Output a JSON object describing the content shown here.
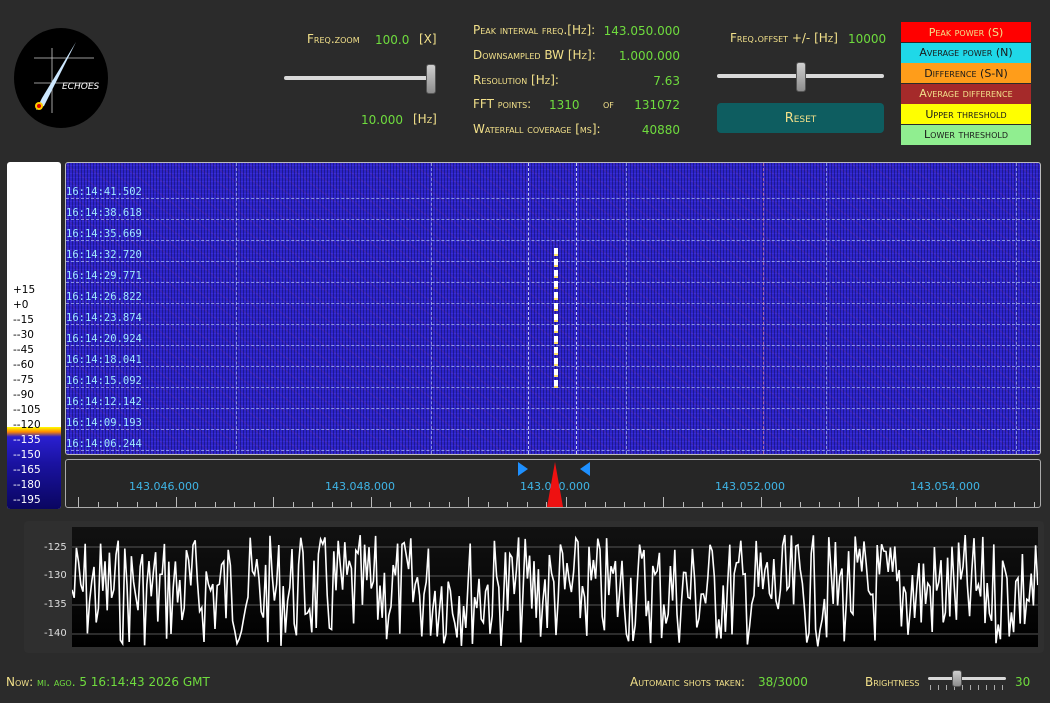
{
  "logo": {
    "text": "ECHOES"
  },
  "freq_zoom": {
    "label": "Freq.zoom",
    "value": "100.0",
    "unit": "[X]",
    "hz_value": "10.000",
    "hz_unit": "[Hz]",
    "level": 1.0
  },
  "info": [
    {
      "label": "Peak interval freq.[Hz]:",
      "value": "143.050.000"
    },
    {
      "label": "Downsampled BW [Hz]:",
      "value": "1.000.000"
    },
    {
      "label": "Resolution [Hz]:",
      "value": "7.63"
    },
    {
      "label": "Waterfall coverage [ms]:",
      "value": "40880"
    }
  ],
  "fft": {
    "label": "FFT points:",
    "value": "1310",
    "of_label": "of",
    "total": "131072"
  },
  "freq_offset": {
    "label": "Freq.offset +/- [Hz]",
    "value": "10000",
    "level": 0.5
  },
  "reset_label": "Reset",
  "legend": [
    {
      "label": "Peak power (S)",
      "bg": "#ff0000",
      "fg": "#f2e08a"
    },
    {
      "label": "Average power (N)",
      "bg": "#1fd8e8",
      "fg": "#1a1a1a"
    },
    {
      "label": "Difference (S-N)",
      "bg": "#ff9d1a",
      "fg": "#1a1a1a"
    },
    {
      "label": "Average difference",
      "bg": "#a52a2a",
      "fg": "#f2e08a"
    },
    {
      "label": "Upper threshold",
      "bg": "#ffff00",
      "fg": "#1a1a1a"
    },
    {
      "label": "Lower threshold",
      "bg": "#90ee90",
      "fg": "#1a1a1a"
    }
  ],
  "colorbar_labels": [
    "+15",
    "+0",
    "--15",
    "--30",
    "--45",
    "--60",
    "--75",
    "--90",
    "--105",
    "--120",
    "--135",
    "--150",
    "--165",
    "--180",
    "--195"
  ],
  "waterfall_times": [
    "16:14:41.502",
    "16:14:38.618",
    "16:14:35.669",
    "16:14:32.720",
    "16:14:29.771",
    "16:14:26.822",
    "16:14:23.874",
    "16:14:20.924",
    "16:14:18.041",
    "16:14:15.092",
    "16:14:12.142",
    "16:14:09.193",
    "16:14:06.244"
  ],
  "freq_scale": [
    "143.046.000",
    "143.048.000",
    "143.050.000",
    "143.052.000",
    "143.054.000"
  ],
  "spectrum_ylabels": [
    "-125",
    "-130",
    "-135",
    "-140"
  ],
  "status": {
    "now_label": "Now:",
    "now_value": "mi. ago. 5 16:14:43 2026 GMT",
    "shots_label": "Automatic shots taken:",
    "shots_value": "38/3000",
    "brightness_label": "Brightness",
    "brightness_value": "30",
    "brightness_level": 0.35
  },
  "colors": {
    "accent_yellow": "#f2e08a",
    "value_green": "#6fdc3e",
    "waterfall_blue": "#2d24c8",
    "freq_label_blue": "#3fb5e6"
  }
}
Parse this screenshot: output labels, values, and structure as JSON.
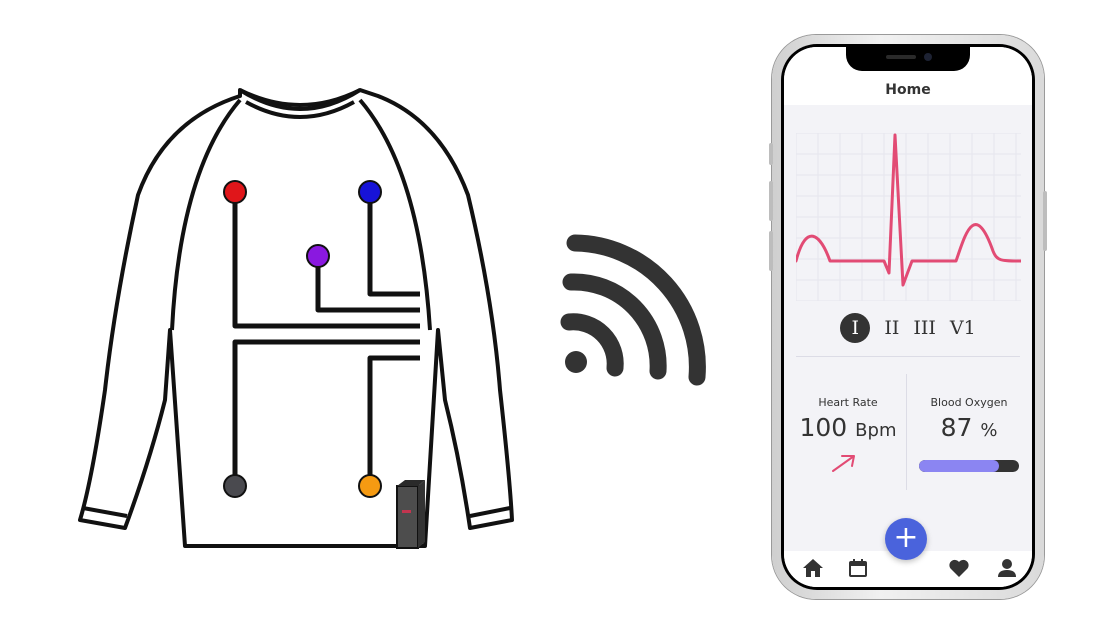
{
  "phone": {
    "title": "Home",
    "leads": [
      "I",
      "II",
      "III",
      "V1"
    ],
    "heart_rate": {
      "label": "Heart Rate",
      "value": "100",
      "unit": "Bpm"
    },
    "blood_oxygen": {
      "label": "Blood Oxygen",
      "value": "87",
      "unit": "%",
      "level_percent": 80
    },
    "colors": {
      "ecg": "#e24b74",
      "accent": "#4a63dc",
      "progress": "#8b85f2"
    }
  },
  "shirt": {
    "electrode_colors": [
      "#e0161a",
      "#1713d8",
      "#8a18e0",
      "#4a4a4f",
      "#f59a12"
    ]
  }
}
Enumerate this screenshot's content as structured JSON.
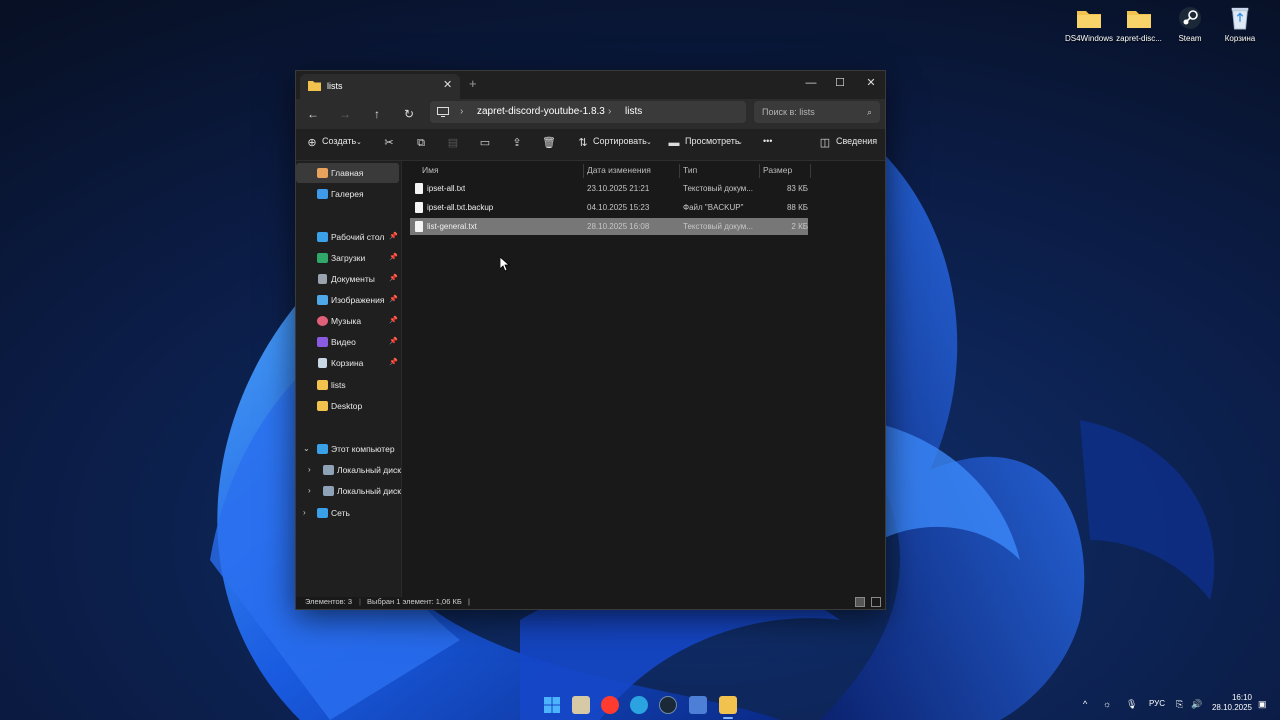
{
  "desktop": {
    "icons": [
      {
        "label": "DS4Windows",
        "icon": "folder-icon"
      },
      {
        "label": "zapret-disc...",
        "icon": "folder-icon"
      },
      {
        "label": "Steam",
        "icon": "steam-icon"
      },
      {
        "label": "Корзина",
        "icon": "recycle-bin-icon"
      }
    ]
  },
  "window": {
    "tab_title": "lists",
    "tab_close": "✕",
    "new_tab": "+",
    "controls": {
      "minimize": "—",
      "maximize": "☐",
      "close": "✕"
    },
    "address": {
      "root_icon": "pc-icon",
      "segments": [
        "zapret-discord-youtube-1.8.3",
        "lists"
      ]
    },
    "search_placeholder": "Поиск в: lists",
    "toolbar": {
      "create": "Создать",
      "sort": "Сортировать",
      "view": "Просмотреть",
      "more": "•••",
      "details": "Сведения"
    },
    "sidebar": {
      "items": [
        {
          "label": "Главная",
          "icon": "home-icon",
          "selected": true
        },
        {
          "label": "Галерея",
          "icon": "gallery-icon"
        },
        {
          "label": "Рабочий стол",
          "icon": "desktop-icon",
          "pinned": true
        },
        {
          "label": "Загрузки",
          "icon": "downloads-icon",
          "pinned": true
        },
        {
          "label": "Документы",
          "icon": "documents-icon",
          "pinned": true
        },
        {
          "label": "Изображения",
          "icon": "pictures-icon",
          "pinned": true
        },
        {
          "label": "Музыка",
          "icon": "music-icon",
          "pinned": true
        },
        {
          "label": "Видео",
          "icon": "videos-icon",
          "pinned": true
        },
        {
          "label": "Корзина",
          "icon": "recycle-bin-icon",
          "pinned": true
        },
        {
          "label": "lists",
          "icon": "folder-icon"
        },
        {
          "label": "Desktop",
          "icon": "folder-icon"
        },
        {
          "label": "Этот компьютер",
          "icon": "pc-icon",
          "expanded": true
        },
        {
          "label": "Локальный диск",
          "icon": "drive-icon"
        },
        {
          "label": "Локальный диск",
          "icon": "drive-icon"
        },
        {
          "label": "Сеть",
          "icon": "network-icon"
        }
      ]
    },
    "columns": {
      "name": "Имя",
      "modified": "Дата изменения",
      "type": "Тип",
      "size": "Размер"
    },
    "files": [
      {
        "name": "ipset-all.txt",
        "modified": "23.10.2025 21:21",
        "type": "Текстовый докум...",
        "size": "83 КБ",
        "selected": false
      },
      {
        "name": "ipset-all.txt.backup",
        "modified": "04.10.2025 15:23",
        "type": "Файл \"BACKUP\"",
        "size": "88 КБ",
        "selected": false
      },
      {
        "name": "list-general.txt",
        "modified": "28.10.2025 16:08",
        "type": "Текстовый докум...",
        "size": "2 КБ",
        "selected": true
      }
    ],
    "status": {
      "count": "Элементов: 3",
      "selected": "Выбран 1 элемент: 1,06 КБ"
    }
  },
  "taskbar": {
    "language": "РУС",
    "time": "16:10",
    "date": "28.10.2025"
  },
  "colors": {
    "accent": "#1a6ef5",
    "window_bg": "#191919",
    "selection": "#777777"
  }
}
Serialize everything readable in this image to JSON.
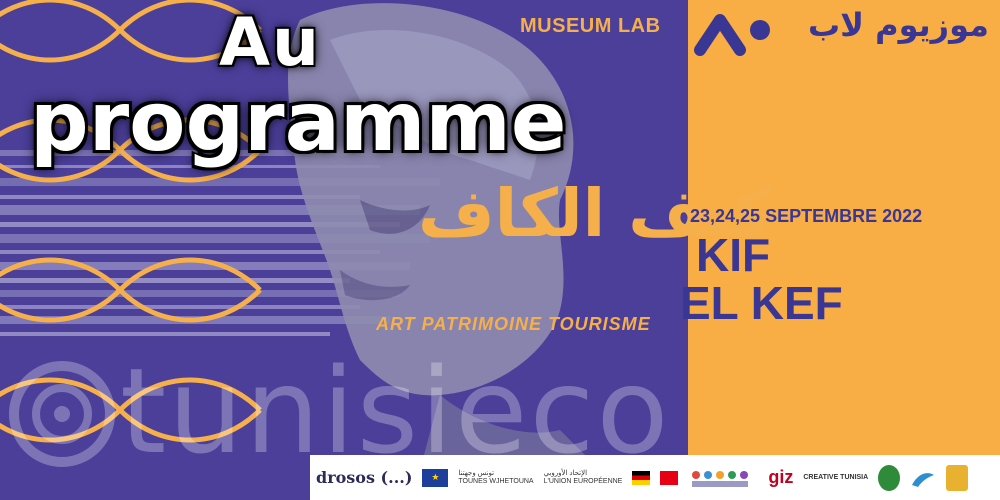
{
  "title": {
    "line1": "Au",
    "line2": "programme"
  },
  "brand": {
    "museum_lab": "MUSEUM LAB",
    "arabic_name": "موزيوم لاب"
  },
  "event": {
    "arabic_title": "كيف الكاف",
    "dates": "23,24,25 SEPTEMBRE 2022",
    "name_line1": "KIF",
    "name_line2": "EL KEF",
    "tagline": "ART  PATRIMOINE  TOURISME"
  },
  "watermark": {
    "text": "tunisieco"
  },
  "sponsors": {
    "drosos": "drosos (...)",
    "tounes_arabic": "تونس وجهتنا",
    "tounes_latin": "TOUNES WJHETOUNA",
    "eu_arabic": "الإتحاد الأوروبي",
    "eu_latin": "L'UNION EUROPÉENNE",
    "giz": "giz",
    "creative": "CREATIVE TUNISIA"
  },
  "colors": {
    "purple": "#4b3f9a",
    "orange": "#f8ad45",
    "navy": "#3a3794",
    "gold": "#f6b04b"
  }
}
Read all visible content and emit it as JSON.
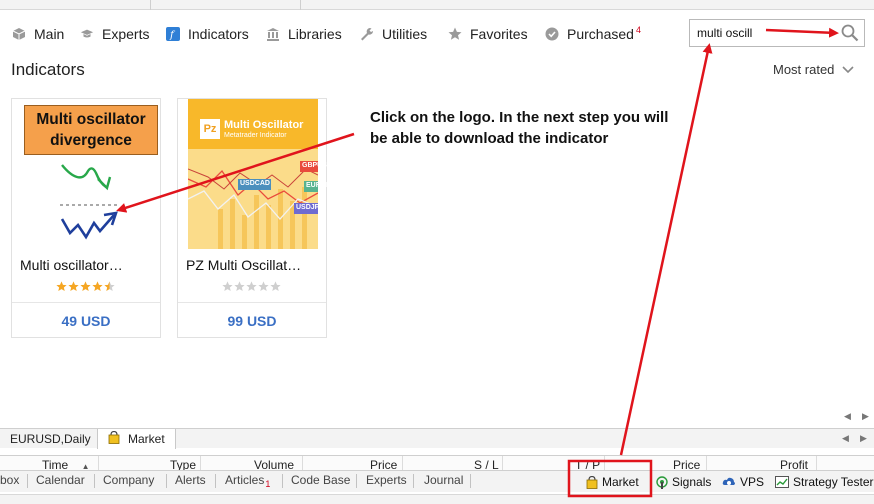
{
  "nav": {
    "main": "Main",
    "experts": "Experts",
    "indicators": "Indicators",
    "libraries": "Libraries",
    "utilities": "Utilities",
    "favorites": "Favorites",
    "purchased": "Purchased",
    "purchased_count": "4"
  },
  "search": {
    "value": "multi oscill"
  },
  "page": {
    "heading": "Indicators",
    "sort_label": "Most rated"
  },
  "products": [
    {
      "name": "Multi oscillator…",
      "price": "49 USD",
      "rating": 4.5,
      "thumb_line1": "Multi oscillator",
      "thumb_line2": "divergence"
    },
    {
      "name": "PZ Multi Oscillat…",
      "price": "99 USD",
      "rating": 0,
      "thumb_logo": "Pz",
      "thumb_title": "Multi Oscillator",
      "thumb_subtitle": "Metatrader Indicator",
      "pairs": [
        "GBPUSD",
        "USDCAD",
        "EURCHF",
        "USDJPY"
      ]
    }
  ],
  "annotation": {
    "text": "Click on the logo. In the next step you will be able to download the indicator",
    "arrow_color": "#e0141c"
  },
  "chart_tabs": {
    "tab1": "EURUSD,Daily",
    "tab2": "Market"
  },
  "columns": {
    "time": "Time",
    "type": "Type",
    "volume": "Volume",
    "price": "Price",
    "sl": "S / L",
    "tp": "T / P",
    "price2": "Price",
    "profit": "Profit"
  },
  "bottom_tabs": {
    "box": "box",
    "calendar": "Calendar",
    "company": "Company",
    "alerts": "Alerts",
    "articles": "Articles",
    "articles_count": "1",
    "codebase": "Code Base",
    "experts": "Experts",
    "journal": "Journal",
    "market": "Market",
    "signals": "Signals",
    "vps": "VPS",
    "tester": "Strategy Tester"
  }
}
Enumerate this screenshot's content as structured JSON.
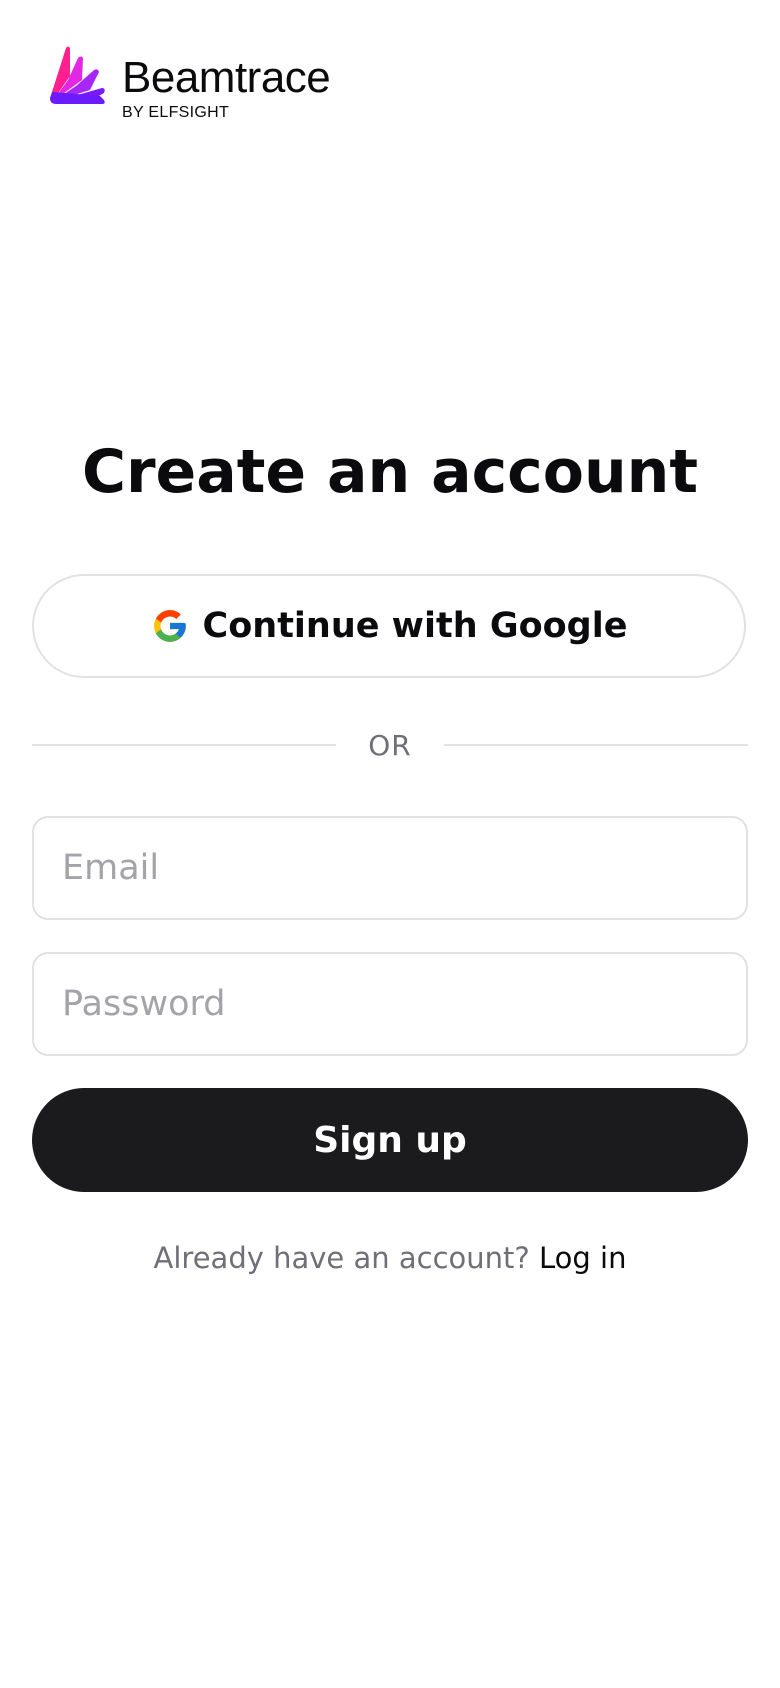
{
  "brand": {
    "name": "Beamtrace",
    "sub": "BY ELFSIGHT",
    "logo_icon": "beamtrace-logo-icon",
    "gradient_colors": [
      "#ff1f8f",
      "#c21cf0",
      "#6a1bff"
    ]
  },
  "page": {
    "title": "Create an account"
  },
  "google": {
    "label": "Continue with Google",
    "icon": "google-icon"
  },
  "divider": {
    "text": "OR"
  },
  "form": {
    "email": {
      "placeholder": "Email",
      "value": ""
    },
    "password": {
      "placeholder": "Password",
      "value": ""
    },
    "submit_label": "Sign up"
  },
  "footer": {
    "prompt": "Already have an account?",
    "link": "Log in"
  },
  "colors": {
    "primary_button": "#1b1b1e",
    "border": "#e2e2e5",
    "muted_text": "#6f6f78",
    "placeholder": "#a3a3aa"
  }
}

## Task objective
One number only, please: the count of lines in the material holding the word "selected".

## Response for this exercise
5